* [What this task involves]:
When a line of the entries contains "معماری", please list that line.

* [Given records]:
Content starts

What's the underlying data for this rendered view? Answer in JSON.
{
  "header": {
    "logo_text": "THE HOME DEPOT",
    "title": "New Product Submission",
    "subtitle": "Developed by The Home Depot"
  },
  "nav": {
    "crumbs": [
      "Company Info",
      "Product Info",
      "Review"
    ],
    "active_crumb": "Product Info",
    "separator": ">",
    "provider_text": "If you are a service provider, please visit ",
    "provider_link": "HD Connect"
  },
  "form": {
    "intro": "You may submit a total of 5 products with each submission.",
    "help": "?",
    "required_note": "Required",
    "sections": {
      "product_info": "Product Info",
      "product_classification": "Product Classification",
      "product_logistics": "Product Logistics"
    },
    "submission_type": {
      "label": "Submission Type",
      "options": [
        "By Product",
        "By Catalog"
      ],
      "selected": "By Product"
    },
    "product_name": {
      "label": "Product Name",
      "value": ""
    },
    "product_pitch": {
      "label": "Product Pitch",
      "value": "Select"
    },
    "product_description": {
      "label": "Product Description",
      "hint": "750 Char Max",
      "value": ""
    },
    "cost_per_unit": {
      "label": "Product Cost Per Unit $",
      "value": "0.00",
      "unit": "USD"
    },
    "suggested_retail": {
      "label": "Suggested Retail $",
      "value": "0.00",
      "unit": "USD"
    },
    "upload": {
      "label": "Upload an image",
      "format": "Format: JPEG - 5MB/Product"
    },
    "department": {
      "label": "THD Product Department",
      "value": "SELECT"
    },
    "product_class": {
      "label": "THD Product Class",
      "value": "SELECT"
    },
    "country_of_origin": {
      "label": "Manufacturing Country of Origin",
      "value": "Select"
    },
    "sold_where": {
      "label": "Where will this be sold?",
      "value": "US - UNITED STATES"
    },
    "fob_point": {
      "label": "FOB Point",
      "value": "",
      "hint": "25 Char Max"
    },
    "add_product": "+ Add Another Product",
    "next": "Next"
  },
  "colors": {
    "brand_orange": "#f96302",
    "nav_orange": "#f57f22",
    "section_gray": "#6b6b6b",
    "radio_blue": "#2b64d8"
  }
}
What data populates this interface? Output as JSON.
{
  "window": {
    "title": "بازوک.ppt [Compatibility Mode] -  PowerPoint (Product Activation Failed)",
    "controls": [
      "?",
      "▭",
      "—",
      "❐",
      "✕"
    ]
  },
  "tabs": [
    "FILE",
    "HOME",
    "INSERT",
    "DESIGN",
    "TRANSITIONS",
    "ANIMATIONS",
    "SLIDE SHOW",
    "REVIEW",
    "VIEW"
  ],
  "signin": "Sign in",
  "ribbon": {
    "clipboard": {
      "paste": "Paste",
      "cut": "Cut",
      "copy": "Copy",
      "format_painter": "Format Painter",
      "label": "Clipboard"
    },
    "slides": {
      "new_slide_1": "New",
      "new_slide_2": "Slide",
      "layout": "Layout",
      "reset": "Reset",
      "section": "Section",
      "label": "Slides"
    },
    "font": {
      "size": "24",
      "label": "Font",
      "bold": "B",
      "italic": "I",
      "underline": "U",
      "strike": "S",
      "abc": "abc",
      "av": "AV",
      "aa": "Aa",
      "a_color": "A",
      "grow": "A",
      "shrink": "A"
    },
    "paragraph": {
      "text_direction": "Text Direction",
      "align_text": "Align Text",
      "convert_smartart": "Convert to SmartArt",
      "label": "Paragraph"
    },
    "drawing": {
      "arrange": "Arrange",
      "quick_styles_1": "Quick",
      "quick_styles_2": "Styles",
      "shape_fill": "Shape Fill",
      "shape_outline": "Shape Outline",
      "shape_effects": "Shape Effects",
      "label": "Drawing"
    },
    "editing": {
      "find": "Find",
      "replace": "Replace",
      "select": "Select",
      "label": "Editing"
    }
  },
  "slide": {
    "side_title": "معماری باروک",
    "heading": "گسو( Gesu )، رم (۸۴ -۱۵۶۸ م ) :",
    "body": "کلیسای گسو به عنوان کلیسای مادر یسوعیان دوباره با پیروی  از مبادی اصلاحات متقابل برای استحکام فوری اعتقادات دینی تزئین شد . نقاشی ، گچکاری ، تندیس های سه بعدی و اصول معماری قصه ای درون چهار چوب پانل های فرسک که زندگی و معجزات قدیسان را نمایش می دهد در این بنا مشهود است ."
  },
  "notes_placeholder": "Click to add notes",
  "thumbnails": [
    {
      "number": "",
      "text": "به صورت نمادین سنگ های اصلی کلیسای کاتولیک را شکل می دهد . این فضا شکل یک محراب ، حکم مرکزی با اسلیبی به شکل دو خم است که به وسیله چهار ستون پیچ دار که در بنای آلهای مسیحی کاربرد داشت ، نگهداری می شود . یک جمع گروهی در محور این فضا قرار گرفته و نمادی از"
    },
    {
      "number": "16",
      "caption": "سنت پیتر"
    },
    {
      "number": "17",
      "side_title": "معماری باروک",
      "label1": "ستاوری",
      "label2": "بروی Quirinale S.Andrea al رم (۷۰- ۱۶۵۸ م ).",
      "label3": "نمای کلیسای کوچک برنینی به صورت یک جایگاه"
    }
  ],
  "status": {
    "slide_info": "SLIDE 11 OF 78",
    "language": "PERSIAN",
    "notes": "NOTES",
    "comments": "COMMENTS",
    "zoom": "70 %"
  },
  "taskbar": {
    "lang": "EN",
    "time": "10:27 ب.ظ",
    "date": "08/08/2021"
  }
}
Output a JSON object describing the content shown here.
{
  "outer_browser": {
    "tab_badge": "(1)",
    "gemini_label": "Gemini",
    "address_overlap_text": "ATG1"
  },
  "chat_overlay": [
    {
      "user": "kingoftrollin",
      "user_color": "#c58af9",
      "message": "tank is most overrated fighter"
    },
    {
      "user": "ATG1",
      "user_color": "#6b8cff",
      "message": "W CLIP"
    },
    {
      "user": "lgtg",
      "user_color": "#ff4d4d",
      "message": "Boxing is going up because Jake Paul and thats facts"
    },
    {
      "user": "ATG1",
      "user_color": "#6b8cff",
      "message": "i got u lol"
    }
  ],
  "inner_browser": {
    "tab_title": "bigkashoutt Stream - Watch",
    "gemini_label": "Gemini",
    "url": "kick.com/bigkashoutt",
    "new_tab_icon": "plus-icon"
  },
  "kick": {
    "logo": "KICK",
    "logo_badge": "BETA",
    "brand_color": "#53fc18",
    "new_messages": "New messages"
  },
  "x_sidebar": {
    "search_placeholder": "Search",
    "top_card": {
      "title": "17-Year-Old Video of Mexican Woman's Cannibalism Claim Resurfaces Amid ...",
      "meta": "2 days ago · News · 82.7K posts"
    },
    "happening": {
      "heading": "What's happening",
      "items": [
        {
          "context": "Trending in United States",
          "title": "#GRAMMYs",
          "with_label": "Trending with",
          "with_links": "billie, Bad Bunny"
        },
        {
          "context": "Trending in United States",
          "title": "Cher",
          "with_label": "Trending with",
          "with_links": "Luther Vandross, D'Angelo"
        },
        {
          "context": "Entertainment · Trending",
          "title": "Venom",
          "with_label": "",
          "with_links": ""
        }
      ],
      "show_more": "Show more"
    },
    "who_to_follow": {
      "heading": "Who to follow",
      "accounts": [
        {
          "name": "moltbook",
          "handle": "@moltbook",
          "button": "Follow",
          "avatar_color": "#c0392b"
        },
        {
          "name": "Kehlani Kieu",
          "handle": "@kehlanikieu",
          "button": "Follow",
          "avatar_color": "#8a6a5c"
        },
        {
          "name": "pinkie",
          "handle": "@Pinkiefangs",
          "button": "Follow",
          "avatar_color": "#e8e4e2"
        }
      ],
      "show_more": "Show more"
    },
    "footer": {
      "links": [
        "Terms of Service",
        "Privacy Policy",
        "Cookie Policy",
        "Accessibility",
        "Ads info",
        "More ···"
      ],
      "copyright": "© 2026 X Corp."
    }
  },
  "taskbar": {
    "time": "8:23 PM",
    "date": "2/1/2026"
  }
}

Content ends

* [Reply]:
    "side_title": "معماری باروک",
    "body": "کلیسای گسو به عنوان کلیسای مادر یسوعیان دوباره با پیروی  از مبادی اصلاحات متقابل برای استحکام فوری اعتقادات دینی تزئین شد . نقاشی ، گچکاری ، تندیس های سه بعدی و اصول معماری قصه ای درون چهار چوب پانل های فرسک که زندگی و معجزات قدیسان را نمایش می دهد در این بنا مشهود است ."
      "side_title": "معماری باروک",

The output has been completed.